published a sampling of her work in the Register: Excerpts:
Jewish News (April 16, 1943) quoted Cardinal Gerlier, who sheltered
Jewish children, saying that he was obeying Pius XII’s instructions by
continuing to oppose France’s anti-Semitic measures.
On Sept. 3 and 9, 1942, The
New York Times reported that the Catholic Church denounced the
concentration camps in letters read aloud in church pulpits throughout occupied
Cardinal Eugenio Pacelli, speaking
at Lourdes as Pope Pius XI’s delegate to France, on April 29, 1935, described
the Nazis as “possessed by the superstition of race and blood,” and declared
that “the Church does not consent to form a compact with them at any price.”
Describing the speech, The New York Times
headlined its story: “Nazis Warned at Lourdes.”
Cardinal Pacelli would later become
Pope Pius XII.
In a report filed with the U.S.
State Department in 1939, Alfred Klieforth, U.S. consul general in Berlin,
described Cardinal Pacelli’s views: “He opposed unilaterally every compromise
with National Socialism. He regarded Hitler not only as an untrustworthy
scoundrel but as a fundamentally wicked person. He did not believe Hitler
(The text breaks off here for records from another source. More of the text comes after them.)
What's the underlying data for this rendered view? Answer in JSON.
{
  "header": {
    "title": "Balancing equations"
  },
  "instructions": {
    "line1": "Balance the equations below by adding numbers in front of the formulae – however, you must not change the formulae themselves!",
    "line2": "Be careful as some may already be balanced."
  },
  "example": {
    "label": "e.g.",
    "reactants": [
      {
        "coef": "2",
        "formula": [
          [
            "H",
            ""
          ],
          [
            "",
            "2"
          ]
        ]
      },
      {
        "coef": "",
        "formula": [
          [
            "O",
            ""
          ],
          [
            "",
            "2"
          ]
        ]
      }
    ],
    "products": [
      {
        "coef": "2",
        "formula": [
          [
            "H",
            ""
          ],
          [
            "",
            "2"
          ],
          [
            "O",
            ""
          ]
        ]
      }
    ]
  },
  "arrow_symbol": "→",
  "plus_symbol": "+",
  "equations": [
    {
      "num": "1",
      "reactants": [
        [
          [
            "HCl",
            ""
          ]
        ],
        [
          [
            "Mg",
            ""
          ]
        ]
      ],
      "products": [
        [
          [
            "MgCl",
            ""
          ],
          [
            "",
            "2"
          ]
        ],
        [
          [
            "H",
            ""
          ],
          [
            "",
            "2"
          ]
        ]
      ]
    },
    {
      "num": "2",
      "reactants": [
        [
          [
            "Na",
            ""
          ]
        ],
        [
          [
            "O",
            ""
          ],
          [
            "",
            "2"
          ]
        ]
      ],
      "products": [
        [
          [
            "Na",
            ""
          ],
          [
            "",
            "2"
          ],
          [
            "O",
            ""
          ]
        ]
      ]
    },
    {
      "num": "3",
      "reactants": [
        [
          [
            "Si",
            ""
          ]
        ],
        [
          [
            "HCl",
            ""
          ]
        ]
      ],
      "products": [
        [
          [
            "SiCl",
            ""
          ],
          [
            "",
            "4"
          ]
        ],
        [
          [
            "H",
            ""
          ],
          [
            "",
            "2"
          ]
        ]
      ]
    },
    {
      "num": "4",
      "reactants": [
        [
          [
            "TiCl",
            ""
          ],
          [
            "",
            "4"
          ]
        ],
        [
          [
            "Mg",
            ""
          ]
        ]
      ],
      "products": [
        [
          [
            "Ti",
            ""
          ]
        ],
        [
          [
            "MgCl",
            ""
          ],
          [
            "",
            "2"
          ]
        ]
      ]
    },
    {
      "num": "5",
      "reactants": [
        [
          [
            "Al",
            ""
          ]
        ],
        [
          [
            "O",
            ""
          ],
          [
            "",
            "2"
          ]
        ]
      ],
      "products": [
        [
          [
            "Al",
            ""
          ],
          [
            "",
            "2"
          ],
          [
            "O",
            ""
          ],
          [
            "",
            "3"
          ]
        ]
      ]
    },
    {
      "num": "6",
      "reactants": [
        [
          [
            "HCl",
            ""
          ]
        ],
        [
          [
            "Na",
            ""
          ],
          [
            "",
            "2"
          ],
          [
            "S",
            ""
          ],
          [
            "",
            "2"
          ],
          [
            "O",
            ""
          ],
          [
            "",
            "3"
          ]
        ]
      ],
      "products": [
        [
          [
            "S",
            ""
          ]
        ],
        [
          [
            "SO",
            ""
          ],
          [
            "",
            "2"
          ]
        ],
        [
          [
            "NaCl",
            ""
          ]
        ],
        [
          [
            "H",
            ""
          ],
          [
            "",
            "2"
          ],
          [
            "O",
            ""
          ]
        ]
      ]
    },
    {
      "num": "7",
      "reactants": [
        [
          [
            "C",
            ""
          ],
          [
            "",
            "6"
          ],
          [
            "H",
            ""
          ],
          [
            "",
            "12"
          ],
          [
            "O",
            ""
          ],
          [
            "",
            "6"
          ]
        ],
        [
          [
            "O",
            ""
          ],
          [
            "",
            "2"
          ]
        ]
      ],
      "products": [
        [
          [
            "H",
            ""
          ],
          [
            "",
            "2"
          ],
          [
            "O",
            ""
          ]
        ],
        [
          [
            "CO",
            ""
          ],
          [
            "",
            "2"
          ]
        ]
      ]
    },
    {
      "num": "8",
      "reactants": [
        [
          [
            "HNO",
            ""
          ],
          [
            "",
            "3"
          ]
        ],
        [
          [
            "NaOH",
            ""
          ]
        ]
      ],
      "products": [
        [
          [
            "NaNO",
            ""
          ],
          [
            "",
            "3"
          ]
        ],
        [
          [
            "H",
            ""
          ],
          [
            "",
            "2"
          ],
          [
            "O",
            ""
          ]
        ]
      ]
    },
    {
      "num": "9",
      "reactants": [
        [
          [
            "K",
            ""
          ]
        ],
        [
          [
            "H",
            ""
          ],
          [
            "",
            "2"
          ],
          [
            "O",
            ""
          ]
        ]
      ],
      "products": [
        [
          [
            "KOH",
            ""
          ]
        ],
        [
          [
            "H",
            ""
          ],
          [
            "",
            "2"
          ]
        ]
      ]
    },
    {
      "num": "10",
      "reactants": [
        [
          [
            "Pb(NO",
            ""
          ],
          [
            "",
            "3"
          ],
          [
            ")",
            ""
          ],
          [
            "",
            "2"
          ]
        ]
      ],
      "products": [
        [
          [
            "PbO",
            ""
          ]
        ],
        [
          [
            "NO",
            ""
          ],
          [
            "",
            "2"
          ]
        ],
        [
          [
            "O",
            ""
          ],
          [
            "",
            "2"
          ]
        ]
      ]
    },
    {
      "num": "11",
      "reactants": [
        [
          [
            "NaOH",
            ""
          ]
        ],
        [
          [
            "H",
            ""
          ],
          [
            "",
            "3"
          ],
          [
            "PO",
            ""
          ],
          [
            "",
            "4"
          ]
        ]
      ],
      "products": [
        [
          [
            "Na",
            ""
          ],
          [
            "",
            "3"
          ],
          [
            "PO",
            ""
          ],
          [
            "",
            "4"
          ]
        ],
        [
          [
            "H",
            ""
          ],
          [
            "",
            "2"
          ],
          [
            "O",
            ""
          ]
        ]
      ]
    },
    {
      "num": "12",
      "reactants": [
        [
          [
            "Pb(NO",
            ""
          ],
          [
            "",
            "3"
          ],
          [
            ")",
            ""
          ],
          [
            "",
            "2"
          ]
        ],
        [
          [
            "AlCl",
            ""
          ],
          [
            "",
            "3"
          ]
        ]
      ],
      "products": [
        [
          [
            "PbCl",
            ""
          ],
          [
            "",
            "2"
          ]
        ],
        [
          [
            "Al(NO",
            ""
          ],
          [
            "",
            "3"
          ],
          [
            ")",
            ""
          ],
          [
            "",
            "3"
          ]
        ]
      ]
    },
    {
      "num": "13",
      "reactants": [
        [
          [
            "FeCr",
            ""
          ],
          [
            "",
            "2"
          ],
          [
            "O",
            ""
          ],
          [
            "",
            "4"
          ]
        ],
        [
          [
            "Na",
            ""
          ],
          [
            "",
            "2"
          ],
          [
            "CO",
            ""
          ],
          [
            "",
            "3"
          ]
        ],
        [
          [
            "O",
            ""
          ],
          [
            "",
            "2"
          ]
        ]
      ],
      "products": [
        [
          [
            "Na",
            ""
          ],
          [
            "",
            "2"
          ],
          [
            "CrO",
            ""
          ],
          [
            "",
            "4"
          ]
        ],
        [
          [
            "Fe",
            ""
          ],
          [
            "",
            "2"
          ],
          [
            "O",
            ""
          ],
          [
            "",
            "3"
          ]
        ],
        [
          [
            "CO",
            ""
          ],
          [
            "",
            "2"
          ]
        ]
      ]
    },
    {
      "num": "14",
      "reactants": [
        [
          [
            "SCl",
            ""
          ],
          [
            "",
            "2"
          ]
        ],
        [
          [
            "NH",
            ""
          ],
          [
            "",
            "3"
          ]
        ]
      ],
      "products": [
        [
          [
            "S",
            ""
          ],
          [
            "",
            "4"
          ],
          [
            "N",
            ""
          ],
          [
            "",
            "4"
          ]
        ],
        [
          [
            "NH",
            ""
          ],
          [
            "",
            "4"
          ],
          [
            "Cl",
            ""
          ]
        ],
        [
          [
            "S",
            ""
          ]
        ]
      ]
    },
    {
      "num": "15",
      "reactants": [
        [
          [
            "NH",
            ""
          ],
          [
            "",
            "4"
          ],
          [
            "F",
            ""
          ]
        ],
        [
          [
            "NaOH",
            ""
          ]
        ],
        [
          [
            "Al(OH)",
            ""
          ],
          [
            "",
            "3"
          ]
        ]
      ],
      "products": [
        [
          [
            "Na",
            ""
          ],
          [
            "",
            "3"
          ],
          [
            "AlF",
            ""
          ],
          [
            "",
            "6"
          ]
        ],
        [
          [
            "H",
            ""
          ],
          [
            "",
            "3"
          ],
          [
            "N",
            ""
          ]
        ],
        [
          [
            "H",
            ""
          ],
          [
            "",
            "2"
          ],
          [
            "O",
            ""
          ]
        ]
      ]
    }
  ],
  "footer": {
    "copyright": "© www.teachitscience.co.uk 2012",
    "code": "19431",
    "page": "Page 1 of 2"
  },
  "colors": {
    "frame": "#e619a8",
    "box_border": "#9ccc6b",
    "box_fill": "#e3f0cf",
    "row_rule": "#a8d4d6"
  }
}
capable of moderation, in spite of appearances, and he fully supported the
German bishops in their anti-Nazi stand.”
On Dec. 25, 1940, The
New York Times was impressed enough with Pope Pius XII’s words to
make them the basis of an editorial on the subject of the Nazis’ evil.
When Pius XII wrote his first
encyclical in 1939, The Jewish Telegraphic Agency
in New York reported on Oct. 27: “The unqualified condemnation which Pope Pius
XII heaped on totalitarian, racist and materialistic theories of government in
his encyclical, Summi Pontificatus,
caused a profound stir. … Few observers had expected so outspoken a document.”
The editors of The
New York Times were impressed enough with the encyclical’s
condemnation of racism and totalitarianism that they decided to print the
Michael Tagliacozzo, a Jewish
historian and eyewitness, wrote: “Pope Pacelli was the only one who intervened
to impede the deportation of Jews on Oct. 16, 1943, and he did very much to
hide and save thousands of us. It was no small matter that he ordered the
opening of cloistered convents. Without him, many of our own would not be
Throughout World War II, Pius XII
continually condemned Nazi policies. He so provoked the Nazis that they called
him “a mouthpiece of the Jewish war criminals.”
Truth is necessary to unity. The
facts about the Holocaust must be acknowledged for the good of both. To
misrepresent the facts of the Shoah is to deepen the wounds that need to heal.
And to misrepresent the role of Pope
Pius XII in the Holocaust is to introduce tensions into the center of a
situation where, in Sister Marchione’s words, “a diplomat steered a careful
course through chaos.”